Wild Rivers of the Yukon’s Peel Watershed: A Traveller’s Guide, is your complete source for planning a trip to the Yukon’s vast north-eastern wilderness – and learning more about the natural and cultural history of this inspiring landscape. Published in 2008 by Juri Peepre and Sarah Locke, the book is available from Yukon outdoor and bookstores (Mac’s Fireweed), Mountain Equipment Co-op (Vancouver, Calgary, Toronto), and on-line from www.yukonbooks.com.
Wild Rivers is an essential companion to help you navigate the Three Rivers country (the Wind, Snake and Bonnet Plume), as well as the Peel, Hart, Ogilvie, Blackstone and Rat rivers. This well illustrated field reference will be a welcome gift for your friends or family who are thinking about a future northern canoeing or hiking trip.

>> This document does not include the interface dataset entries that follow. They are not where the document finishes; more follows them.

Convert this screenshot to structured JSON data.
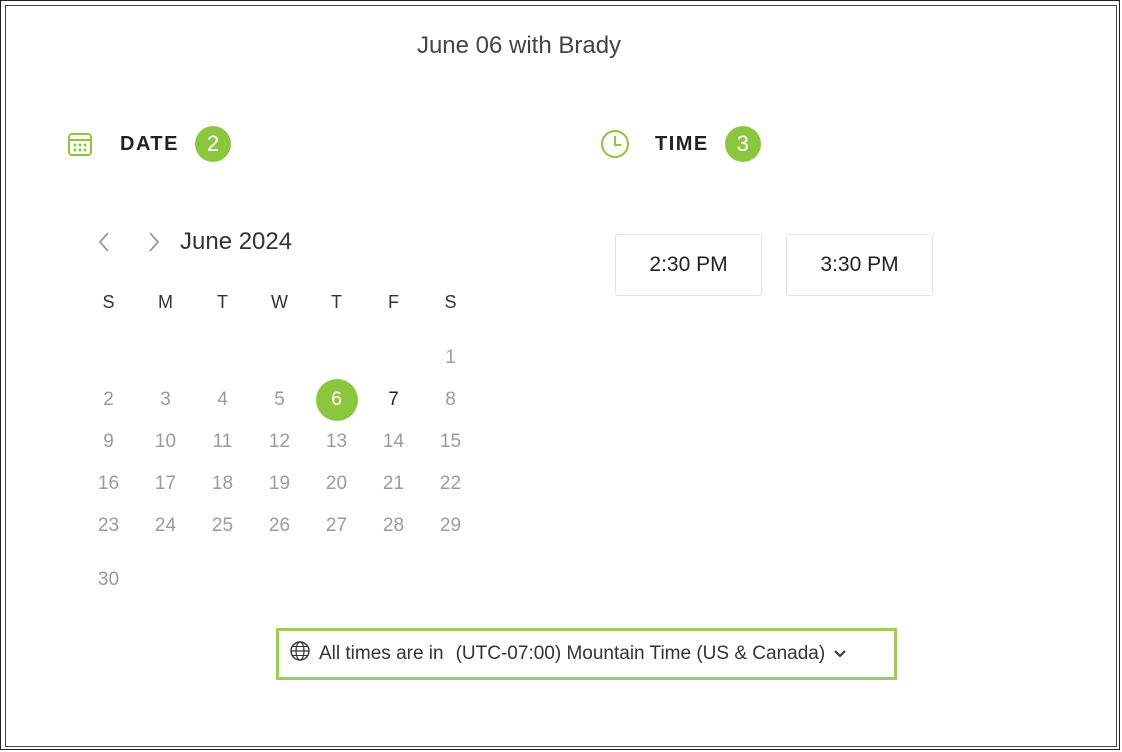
{
  "title": "June 06 with Brady",
  "date_section": {
    "label": "DATE",
    "step": "2",
    "icon": "calendar-icon"
  },
  "time_section": {
    "label": "TIME",
    "step": "3",
    "icon": "clock-icon"
  },
  "calendar": {
    "month": "June 2024",
    "weekdays": [
      "S",
      "M",
      "T",
      "W",
      "T",
      "F",
      "S"
    ],
    "selected_day": "6",
    "available_days": [
      "6",
      "7"
    ],
    "weeks": [
      [
        "",
        "",
        "",
        "",
        "",
        "",
        "1"
      ],
      [
        "2",
        "3",
        "4",
        "5",
        "6",
        "7",
        "8"
      ],
      [
        "9",
        "10",
        "11",
        "12",
        "13",
        "14",
        "15"
      ],
      [
        "16",
        "17",
        "18",
        "19",
        "20",
        "21",
        "22"
      ],
      [
        "23",
        "24",
        "25",
        "26",
        "27",
        "28",
        "29"
      ],
      [
        "30",
        "",
        "",
        "",
        "",
        "",
        ""
      ]
    ]
  },
  "time_slots": [
    "2:30 PM",
    "3:30 PM"
  ],
  "timezone": {
    "prefix": "All times are in",
    "value": "(UTC-07:00) Mountain Time (US & Canada)",
    "icon": "globe-icon"
  },
  "colors": {
    "accent": "#8cc63f",
    "tz_border": "#9acd5a",
    "muted_day": "#9b9b9b"
  }
}
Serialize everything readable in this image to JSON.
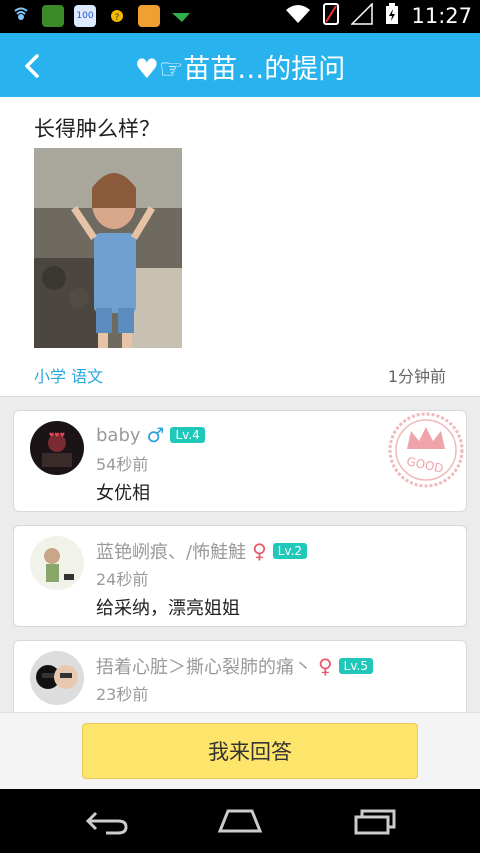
{
  "status_bar": {
    "time": "11:27",
    "left_icons": [
      "signal-app-icon",
      "green-app-icon",
      "100-app-icon",
      "weather-sun-icon",
      "yellow-box-app-icon",
      "green-plane-app-icon"
    ],
    "right_icons": [
      "wifi-icon",
      "sim-icon",
      "cell-signal-icon",
      "battery-icon"
    ]
  },
  "header": {
    "title": "♥☞苗苗…的提问",
    "back_icon": "chevron-left-icon"
  },
  "question": {
    "text": "长得肿么样？",
    "tags": "小学 语文",
    "time": "1分钟前"
  },
  "answers": [
    {
      "name": "baby",
      "gender": "♂",
      "gender_type": "male",
      "level": "Lv.4",
      "time": "54秒前",
      "text": "女优相",
      "badge": "GOOD"
    },
    {
      "name": "蓝铯峢痕、/怖鮭鮭",
      "gender": "♀",
      "gender_type": "female",
      "level": "Lv.2",
      "time": "24秒前",
      "text": "给采纳，漂亮姐姐"
    },
    {
      "name": "捂着心脏＞撕心裂肺的痛丶",
      "gender": "♀",
      "gender_type": "female",
      "level": "Lv.5",
      "time": "23秒前",
      "text": ""
    }
  ],
  "actions": {
    "answer_label": "我来回答"
  },
  "colors": {
    "header_bg": "#29b3ee",
    "accent_text": "#2aa7de",
    "level_badge": "#1fc8b8",
    "answer_button": "#fde46a"
  }
}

The book features detailed river descriptions, maps, landscape and historic photos, tips on river travel in the Peel region, and engaging descriptions of the flora, fauna, geology, human history and conservation story. For more information, see About Our Book posted in the right margin.
Peel Watershed Draft Plan Released: The Peel Planning Commission has released the “Draft Peel Watershed Regional Land Use Plan.” Visit www.peel.planyukon.ca to download the full plan or summary brochure.
First Nations Respond
A joint press release (Friday, May 1) by three affected First Nations, the Nacho Nyäk Dun, Tr’ondëk Hwëch’in, and Tetlit Gwich’in had this to say about the draft plan:
“We feel our voices have not been heard”, said Na Cho Nyäk Dun Chief Simon Mervyn Sr. “The Draft plan recently released by the Commission falls far short of our expectations, we have a long history of asking for protection of the Peel Watershed.”
“We want to prevent industrial impact throughout the entire Peel Watershed. This area is still pristine; it has sustained our people for as long as we can remember. We are calling for a better, more sustainable plan. We have seen enough environmental damage to our homeland” said Tr’ondëk Hwëch’in Chief Eddie Taylor. “We need a plan that protects the land permanently.”
“The draft plan does not go nearly far enough to protect the land” said Teetl’it Gwich’in Chief Wilbert Firth. “We want to leave the land as it is for future generations.”
Snapshot of the Draft Plan
The draft plan fails to address the strong public and First Nations call for a high level of protection in the pristine watersheds of the Peel – in fact, the plan does not propose full legal protection for any of the key tributaries, such as the Snake, Wind, Bonnet Plume or Hart rivers. The draft plan allocates just over 11% of the watershed for full protection, much of this previously identified through Gwich’in land use plans covering the plateau country of the lower Peel.
None of the renowned Three Rivers are slated for protected area status. Instead the draft plan calls for designation of a “general wilderness zone” where new mineral claim staking would be curtailed, but where the 12,000+ existing mineral claims would be grandfathered; and, (this is the kicker) new industrial roads would be permitted into the heart of the Wind, Bonnet Plume and Snake watersheds. This is not a progressive land use or conservation plan; it’s a clever way to continue business as usual in the heart of the Peel watershed under a cloak of green language.
Rather than provide the best possible land use recommendations to the Yukon Government and First Nations, which would also reflect the public will, the Planning Commission opted to follow the territorial government’s regressive decree that no mining claims in the Yukon will be expropriated or compensated for in the name of conservation. This essentially means the Yukon government refuses to consider protected areas where mineral claims – viable or not – may exist.
The Commission’s deeply flawed approach to “future” conservation would rely on hypothetical Yukon government willingness to withdraw further lands from mineral claim staking, yet not ask the government to create significant new parks or protected areas – a very unlikely scenario. While the principle of withdrawing further lands from mineral claim staking is excellent, the “wilderness conservation zone” is akin to urban “open space” zones, which are usually allocated to industry or other development as opportunities arise.
The net result of the draft plan would be a large industrial development zone in the core of the Peel watershed. This plan must be sent back to the drawing board and re-worked to provide for full protection of entire watersheds, similar to those proposed in earlier planning scenarios. It’s hard to fathom, after the depth of scientific and cultural information alongside public wishes, why the Planning Commission failed to identify strong protection for even one of the premiere tributaries in the Peel watershed.
See background details on the planning scenarios and conservation issues below. Public comments on the draft plan must be submitted by June 30. See www.peel.planyukon.ca
Help Protect This Boreal Mountain Wilderness
Read “Peel Watershed – Yukon’s wilderness a gift to the world”
A commentary by Juri Peepre, that appeared in the Yukon News, March 20.
Watch the new Peel watershed video: “It’s Your Decision”
Posted by CPAWS-Yukon.